• Goal of the exercise:
Filter the entries for lines with the word "icon".
-- Data provided follows --
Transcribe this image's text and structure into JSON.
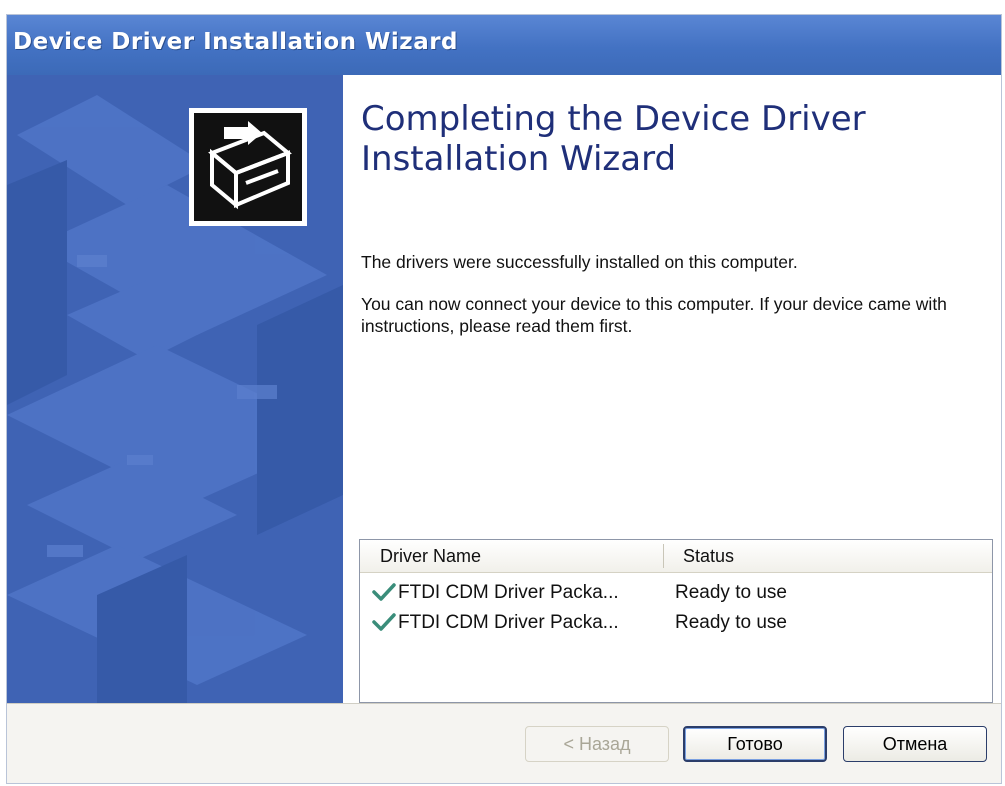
{
  "window": {
    "title": "Device Driver Installation Wizard"
  },
  "content": {
    "heading_line1": "Completing the Device Driver",
    "heading_line2": "Installation Wizard",
    "message1": "The drivers were successfully installed on this computer.",
    "message2": "You can now connect your device to this computer. If your device came with instructions, please read them first."
  },
  "driver_table": {
    "columns": [
      "Driver Name",
      "Status"
    ],
    "rows": [
      {
        "name": "FTDI CDM Driver Packa...",
        "status": "Ready to use",
        "icon": "checkmark-icon"
      },
      {
        "name": "FTDI CDM Driver Packa...",
        "status": "Ready to use",
        "icon": "checkmark-icon"
      }
    ]
  },
  "buttons": {
    "back": "< Назад",
    "finish": "Готово",
    "cancel": "Отмена"
  },
  "colors": {
    "titlebar": "#4372c3",
    "side_panel": "#3f63b4",
    "heading": "#1f2f79",
    "checkmark": "#3a8d7a"
  }
}
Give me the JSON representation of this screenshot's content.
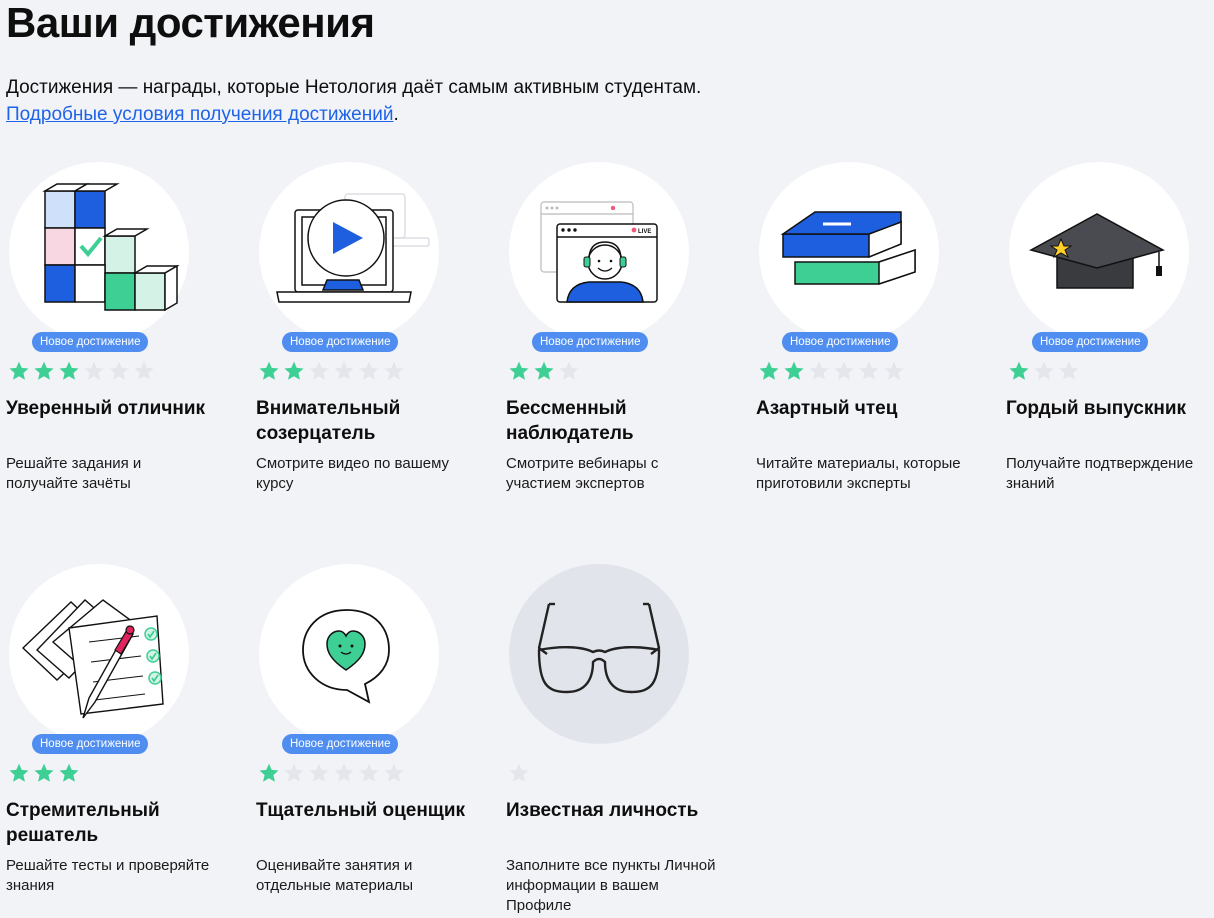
{
  "header": {
    "title": "Ваши достижения",
    "intro_text": "Достижения — награды, которые Нетология даёт самым активным студентам.",
    "link_label": "Подробные условия получения достижений",
    "after_link": "."
  },
  "colors": {
    "background": "#f2f3f7",
    "badge": "#4f8ef0",
    "star_filled": "#3ecf94",
    "star_empty": "#e4e6ec",
    "link": "#1e63e8"
  },
  "achievements": [
    {
      "title": "Уверенный отличник",
      "desc": "Решайте задания и получайте зачёты",
      "badge": "Новое достижение",
      "stars_filled": 3,
      "stars_total": 6,
      "icon": "cubes-icon"
    },
    {
      "title": "Внимательный созерцатель",
      "desc": "Смотрите видео по вашему курсу",
      "badge": "Новое достижение",
      "stars_filled": 2,
      "stars_total": 6,
      "icon": "laptop-play-icon"
    },
    {
      "title": "Бессменный наблюдатель",
      "desc": "Смотрите вебинары с участием экспертов",
      "badge": "Новое достижение",
      "stars_filled": 2,
      "stars_total": 3,
      "icon": "webinar-icon"
    },
    {
      "title": "Азартный чтец",
      "desc": "Читайте материалы, которые приготовили эксперты",
      "badge": "Новое достижение",
      "stars_filled": 2,
      "stars_total": 6,
      "icon": "books-icon"
    },
    {
      "title": "Гордый выпускник",
      "desc": "Получайте подтверждение знаний",
      "badge": "Новое достижение",
      "stars_filled": 1,
      "stars_total": 3,
      "icon": "graduation-cap-icon"
    },
    {
      "title": "Стремительный решатель",
      "desc": "Решайте тесты и проверяйте знания",
      "badge": "Новое достижение",
      "stars_filled": 3,
      "stars_total": 3,
      "icon": "tests-icon"
    },
    {
      "title": "Тщательный оценщик",
      "desc": "Оценивайте занятия и отдельные материалы",
      "badge": "Новое достижение",
      "stars_filled": 1,
      "stars_total": 6,
      "icon": "heart-bubble-icon"
    },
    {
      "title": "Известная личность",
      "desc": "Заполните все пункты Личной информации в вашем Профиле",
      "badge": "",
      "stars_filled": 0,
      "stars_total": 1,
      "icon": "glasses-icon"
    }
  ]
}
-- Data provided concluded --
• Written solution:
        "icon": "checkmark-icon"
        "icon": "checkmark-icon"
      "icon": "cubes-icon"
      "icon": "laptop-play-icon"
      "icon": "webinar-icon"
      "icon": "books-icon"
      "icon": "graduation-cap-icon"
      "icon": "tests-icon"
      "icon": "heart-bubble-icon"
      "icon": "glasses-icon"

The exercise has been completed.